- Family history. People with a family history of cardiomyopathy, heart failure and sudden cardiac arrest are more likely to develop cardiomyopathy than are those without a family history of heart problems.
- Obesity. Excess weight makes the heart work harder, which may increase the risk of cardiomyopathy and heart failure.
- Alcoholism. People who abuse alcohol can damage their hearts, and cardiomyopathy can be a consequence. The risk increases significantly after more than five years of drinking seven to eight drinks daily.
- Illicit drug use. Drugs, such as cocaine, amphetamines and anabolic steroids, may increase the risk of cardiomyopathy
- Certain chemotherapy drugs and radiation therapy can increase the risk of cardiomyopathy.
- Diabetes and Thyroid disorders.
- Hemochromatosis. This disorder causes the body to store excess iron, and it has been linked to an increased risk of dilated cardiomyopathy.
Not having risk factors does not mean you can not get hamstring strians. These factors are for reference only. You should consult your doctor for more details.
Understand the diagnosis & treatment
The information provided is not a substitute for any medical advice. ALWAYS consult with your doctor for more information.
How is restrictive cardiomyopathy diagnosed?

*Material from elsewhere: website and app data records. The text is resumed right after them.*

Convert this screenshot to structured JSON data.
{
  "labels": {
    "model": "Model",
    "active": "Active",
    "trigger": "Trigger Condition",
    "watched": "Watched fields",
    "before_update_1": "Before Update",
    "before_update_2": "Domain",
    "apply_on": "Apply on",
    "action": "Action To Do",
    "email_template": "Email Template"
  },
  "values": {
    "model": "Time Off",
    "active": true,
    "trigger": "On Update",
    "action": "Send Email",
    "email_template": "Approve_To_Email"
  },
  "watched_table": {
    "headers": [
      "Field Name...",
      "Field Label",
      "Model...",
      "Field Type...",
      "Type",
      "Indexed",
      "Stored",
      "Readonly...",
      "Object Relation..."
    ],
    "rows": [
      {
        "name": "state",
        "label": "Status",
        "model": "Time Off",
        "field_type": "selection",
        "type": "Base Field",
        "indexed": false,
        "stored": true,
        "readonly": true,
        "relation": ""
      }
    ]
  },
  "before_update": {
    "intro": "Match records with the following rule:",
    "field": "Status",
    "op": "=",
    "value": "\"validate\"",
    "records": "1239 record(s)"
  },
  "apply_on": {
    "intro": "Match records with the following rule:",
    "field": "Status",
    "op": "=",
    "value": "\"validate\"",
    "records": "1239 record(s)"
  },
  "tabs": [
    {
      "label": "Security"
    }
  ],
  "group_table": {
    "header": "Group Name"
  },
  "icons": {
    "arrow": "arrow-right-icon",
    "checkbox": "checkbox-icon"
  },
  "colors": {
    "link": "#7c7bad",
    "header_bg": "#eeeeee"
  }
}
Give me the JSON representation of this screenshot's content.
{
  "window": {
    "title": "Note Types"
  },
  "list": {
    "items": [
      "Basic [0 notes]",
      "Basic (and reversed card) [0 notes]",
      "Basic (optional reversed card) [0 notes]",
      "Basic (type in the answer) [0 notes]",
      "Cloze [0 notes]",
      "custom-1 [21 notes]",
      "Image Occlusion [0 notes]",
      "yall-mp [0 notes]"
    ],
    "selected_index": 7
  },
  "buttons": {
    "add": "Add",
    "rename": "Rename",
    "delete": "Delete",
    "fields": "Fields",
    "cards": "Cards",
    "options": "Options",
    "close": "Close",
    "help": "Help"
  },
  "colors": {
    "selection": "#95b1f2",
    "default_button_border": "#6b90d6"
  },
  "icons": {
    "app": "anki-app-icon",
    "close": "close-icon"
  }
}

The doctor may suspect the disorder on the basis of the medical history and physical examination. The dotor may order electrocardiography (ECG) and chest x-ray to show an enlarged heart. ECG may also show an irregular heartbeat (arrhythmia).
The doctor may also order echocaradiography (ultrasound examination of the heart) to check the heart’s pumping action. Blood tests may also be done to look for other causes.
Besides, in some cases, cardiac catheterization and biopsy of heart tissue may be done to confirm the diagnosis.
How is restrictive cardiomyopathy treated?
Treatment is aimed at relieving symptoms of heart failure ad correcting abnormal heart rhymths (arrhythmias)
Treatment theraphy may include:
Medications known as diuretics reduce fluid I the blood to decrease the work of the heart
The doctor may prescribe drugs that regulate the heartbeat or drugs that suppress immune function (corticosteroids) to fight conditions causing the cardiomyopathy.
- Chemotherapy (in some situations)
If the heart’s pumpig is very poor and symptoms of heart failure worsen, heart transplantation may be needed.
Lifestyle changes & home remedies
What are some lifestyle changes or home remedies that can help me manage restrictive cardiomyopathy?
The following lifestyles and home remedies might help you cope with restrctive cardiomyopathy :
- Eat a healthy diet with more vegetables, fruits and less salt and fat.
- Take all your prescribed medicines as directed
- Exercise when your doctor says that you can
- Don’t drink alcohol and smoke
- Lose weight if you’re overweight
- Try to manage your stress.
- Get enough sleep.
If you have any questions, please consult with your doctor to better understand the best solution for you.
Hello Health Group does not provide medical advice, diagnosis or treatment.
Ferri, Fred. Ferri’s Netter Patient Advisor. Philadelphia, PA: Saunders / Elsevier,
2012. Printed version. Page 55.Porter, R. S., Kaplan, J. L., Homeier, B. P., & Albert, R. K. (2009). The Merck manual home health handbook. Whitehouse Station, NJ, Merck Research Laboratories. Printed version. Page 364.Cardiomyopathy-Risk Factor. http://www.mayoclinic.org/diseases conditions/cardiomyopathy/basics/risk-factors/con-20026819. Accessed October
1, 2015.Cardiomyopathy. http://www.nhs.uk/conditions/cardiomyopathy/Pages/Introduction.aspx. Accessed 1, 2015.
Restrictive Cardiomyopathy. https://www.nlm.nih.gov/medlineplus/ency/article/000189.htm. Accessed October 1, 2015.
Review Date: May 30, 2016 | Last Modified: January 4, 2017